This week during classes, Julia and I took the opportunity to visit the center of the city and the public cemetery with our teachers and Nora, who told us about the history of the places we saw.
Quetzaltenango is not only an old city, it is one of the most important in Guatemala. As such, it has been the home of multiple presidents. The current seat of the district government was once the home of a very important family, the Aparicios. Their daughter, Francisca, had a storied life: she married the president as a very young woman, then moved to New York where she married a marquis. After his death she moved to Spain where she married a duke. The president she married, Justo Rufino Barrios, was born in a nearby city. There are multiple monuments to him in Quetzaltenango, honoring both his presidency and his death in battle in El Salvador.
The Aparicios’ son died young, and eventually the house was taken by the government. However, while these two were growing up, the illegitimate son of the housekeeper and a high-ranking church official was growing up there as well. Despite his humble origins and the mistreatment he suffered in his childhood, Manuel Estrada Cabrera became a very successful lawyer and a president of Guatemala. With the investment of the Aparicios, he founded the first bank of Guatemala. His mother founded many homes for girls in difficult circumstances. He is buried in the cemetery we visited.
Quetzaltenango was home to many wealthy families, many of whom disliked the amount of money they were required to pay the central government. In fact, there was a plan to break away from Guatemala and form an independent state out of Quetzaltenango and some of the surrounding area. However, the president at the time obviously did not like the idea, and ordered them to be shot. Most of the leaders were killed while they were walking in the street. Their bodies were dumped in a ditch in the cemetery. Today there is a monument to them. On the wall, as well as on another monument I’d seen earlier, is written: El odio a los tiranios les hizo martires; amor a la libertad les hizo heroes. In English, “Hate for tyrants made them martyrs; love for liberty made them heroes.” The symbolism of the broken column for unachieved goals was especially obvious here.
The cemetery was half Latino, half indigenous. In each section were areas for rich and poor. Scattered throughout were other groups, particularly of German immigrants. The monuments were much more elaborate then even a decorated headstone. The very wealthiest had mausoleums made of marble imported from Italy. The overall effect was of a small city, with miniature houses for the dead. The city cemetery was originally located in what is now the Parque Central, but when the park was built they tried to move the bodies. However, the cholera virus which had swept through Quetzaltenango earlier was still latent, and the workers and doctors died. Today, while the majority of the city’s dead are found in this or other, private cemeteries, some still remain under the park.
One of the most surprising and recurring detail about the history of Quetzaltenango was the influence of the Freemasons.
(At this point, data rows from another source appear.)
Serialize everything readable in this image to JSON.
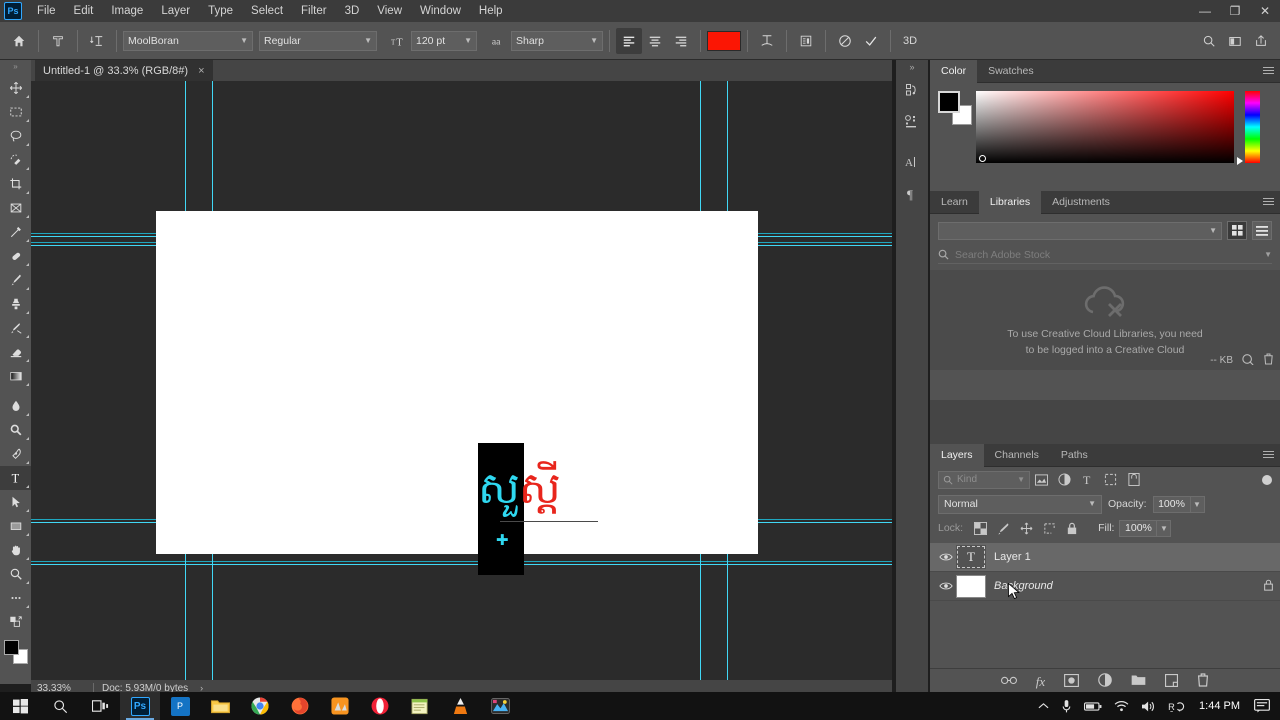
{
  "app": {
    "logo": "Ps",
    "menus": [
      "File",
      "Edit",
      "Image",
      "Layer",
      "Type",
      "Select",
      "Filter",
      "3D",
      "View",
      "Window",
      "Help"
    ],
    "window_controls": {
      "minimize": "minimize-icon",
      "restore": "restore-icon",
      "close": "close-icon"
    }
  },
  "options_bar": {
    "home_icon": "home-icon",
    "tool_icon": "type-tool-icon",
    "orientation_icon": "text-orientation-icon",
    "font_family": "MoolBoran",
    "font_style": "Regular",
    "size_icon": "font-size-icon",
    "font_size": "120 pt",
    "aa_icon": "anti-alias-icon",
    "anti_alias": "Sharp",
    "align": [
      "align-left",
      "align-center",
      "align-right"
    ],
    "align_active": "align-left",
    "text_color": "#fb1604",
    "warp_icon": "warp-text-icon",
    "panels_icon": "character-panel-icon",
    "cancel_icon": "cancel-icon",
    "commit_icon": "commit-icon",
    "threed_label": "3D",
    "right_icons": [
      "search-icon",
      "workspace-icon",
      "share-icon"
    ]
  },
  "toolbar": {
    "tools": [
      {
        "name": "move-tool",
        "glyph": "move"
      },
      {
        "name": "marquee-tool",
        "glyph": "marquee"
      },
      {
        "name": "lasso-tool",
        "glyph": "lasso"
      },
      {
        "name": "quick-selection-tool",
        "glyph": "quickselect"
      },
      {
        "name": "crop-tool",
        "glyph": "crop"
      },
      {
        "name": "frame-tool",
        "glyph": "frame"
      },
      {
        "name": "eyedropper-tool",
        "glyph": "eyedropper"
      },
      {
        "name": "healing-brush-tool",
        "glyph": "healing"
      },
      {
        "name": "brush-tool",
        "glyph": "brush"
      },
      {
        "name": "clone-stamp-tool",
        "glyph": "stamp"
      },
      {
        "name": "history-brush-tool",
        "glyph": "historybrush"
      },
      {
        "name": "eraser-tool",
        "glyph": "eraser"
      },
      {
        "name": "gradient-tool",
        "glyph": "gradient"
      },
      {
        "name": "blur-tool",
        "glyph": "blur"
      },
      {
        "name": "dodge-tool",
        "glyph": "dodge"
      },
      {
        "name": "pen-tool",
        "glyph": "pen"
      },
      {
        "name": "type-tool",
        "glyph": "type",
        "active": true
      },
      {
        "name": "path-selection-tool",
        "glyph": "pathselect"
      },
      {
        "name": "shape-tool",
        "glyph": "rectangle"
      },
      {
        "name": "hand-tool",
        "glyph": "hand"
      },
      {
        "name": "zoom-tool",
        "glyph": "zoom"
      },
      {
        "name": "edit-toolbar",
        "glyph": "ellipsis"
      }
    ],
    "foreground_color": "#000000",
    "background_color": "#ffffff"
  },
  "document": {
    "tab_title": "Untitled-1 @ 33.3% (RGB/8#)",
    "close_label": "×",
    "text_selected": "សួ",
    "text_rest": "ស្ដី",
    "guide_color": "#41d8f5"
  },
  "status_bar": {
    "zoom": "33.33%",
    "doc_info": "Doc: 5.93M/0 bytes",
    "arrow": "›"
  },
  "mini_dock": {
    "items": [
      "history-icon",
      "properties-icon",
      "character-icon",
      "paragraph-icon"
    ]
  },
  "color_panel": {
    "tabs": [
      "Color",
      "Swatches"
    ],
    "active_tab": "Color",
    "foreground": "#000000",
    "background": "#ffffff",
    "ramp_base": "#ff0000"
  },
  "libraries_panel": {
    "tabs": [
      "Learn",
      "Libraries",
      "Adjustments"
    ],
    "active_tab": "Libraries",
    "search_placeholder": "Search Adobe Stock",
    "empty_message_line1": "To use Creative Cloud Libraries, you need",
    "empty_message_line2": "to be logged into a Creative Cloud",
    "size_label": "-- KB",
    "cloud_icon": "cloud-off-icon",
    "delete_icon": "trash-icon"
  },
  "layers_panel": {
    "tabs": [
      "Layers",
      "Channels",
      "Paths"
    ],
    "active_tab": "Layers",
    "filter_placeholder": "Kind",
    "filter_icons": [
      "pixel-filter-icon",
      "adjustment-filter-icon",
      "type-filter-icon",
      "shape-filter-icon",
      "smart-object-filter-icon"
    ],
    "blend_mode": "Normal",
    "opacity_label": "Opacity:",
    "opacity_value": "100%",
    "lock_label": "Lock:",
    "lock_icons": [
      "lock-transparent-icon",
      "lock-image-icon",
      "lock-position-icon",
      "lock-artboard-icon",
      "lock-all-icon"
    ],
    "fill_label": "Fill:",
    "fill_value": "100%",
    "layers": [
      {
        "name": "Layer 1",
        "type": "text",
        "visible": true,
        "selected": true,
        "locked": false
      },
      {
        "name": "Background",
        "type": "background",
        "visible": true,
        "selected": false,
        "locked": true
      }
    ],
    "footer_icons": [
      "link-layers-icon",
      "layer-style-icon",
      "layer-mask-icon",
      "adjustment-layer-icon",
      "new-group-icon",
      "new-layer-icon",
      "delete-layer-icon"
    ],
    "fx_label": "fx"
  },
  "taskbar": {
    "items": [
      "start-icon",
      "search-icon",
      "task-view-icon",
      "photoshop-icon",
      "ps-secondary-icon",
      "file-explorer-icon",
      "chrome-icon",
      "firefox-icon",
      "orange-app-icon",
      "opera-icon",
      "notes-icon",
      "vlc-icon",
      "gallery-icon"
    ],
    "active_item": "photoshop-icon",
    "tray": [
      "chevron-up-icon",
      "microphone-icon",
      "battery-icon",
      "wifi-icon",
      "volume-icon",
      "input-method-icon"
    ],
    "clock": "1:44 PM",
    "notification_icon": "notification-icon"
  }
}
I had no idea how much power they had or that they were such an international organization. In fact, they even designed the city to reflect their imagery. On a smaller but more noticeable scale, the center of town and the cemetery have multiple instances of four columns, which represent the four elements. Masonic symbols are present on many of the mausoleums.
I’ll end with another story from the cemetery. Many years ago, a young Gitano (Spanish gypsy) woman visited Guatemala with the circus she worked in. She fell in love with a young man in the audience, but because he was from a high class family their relationship was impossible. Legend has it that she died of a broken heart, and today she is a symbol of impossible love. Many people visit her tomb to ask her help in finding a relationship. They bring flowers, write their messages on the tomb, and keep it freshly painted when they run out of room. And before you think this is just a local superstition, some of the messages were in English, including one asking for help finding a bae.
Nora and Rolando know a lot about the history of Quetzaltenango, and I am really enjoying learning about it from them. The stories not only provided an interesting background to the places we are visiting, but were very intriguing in and of themselves.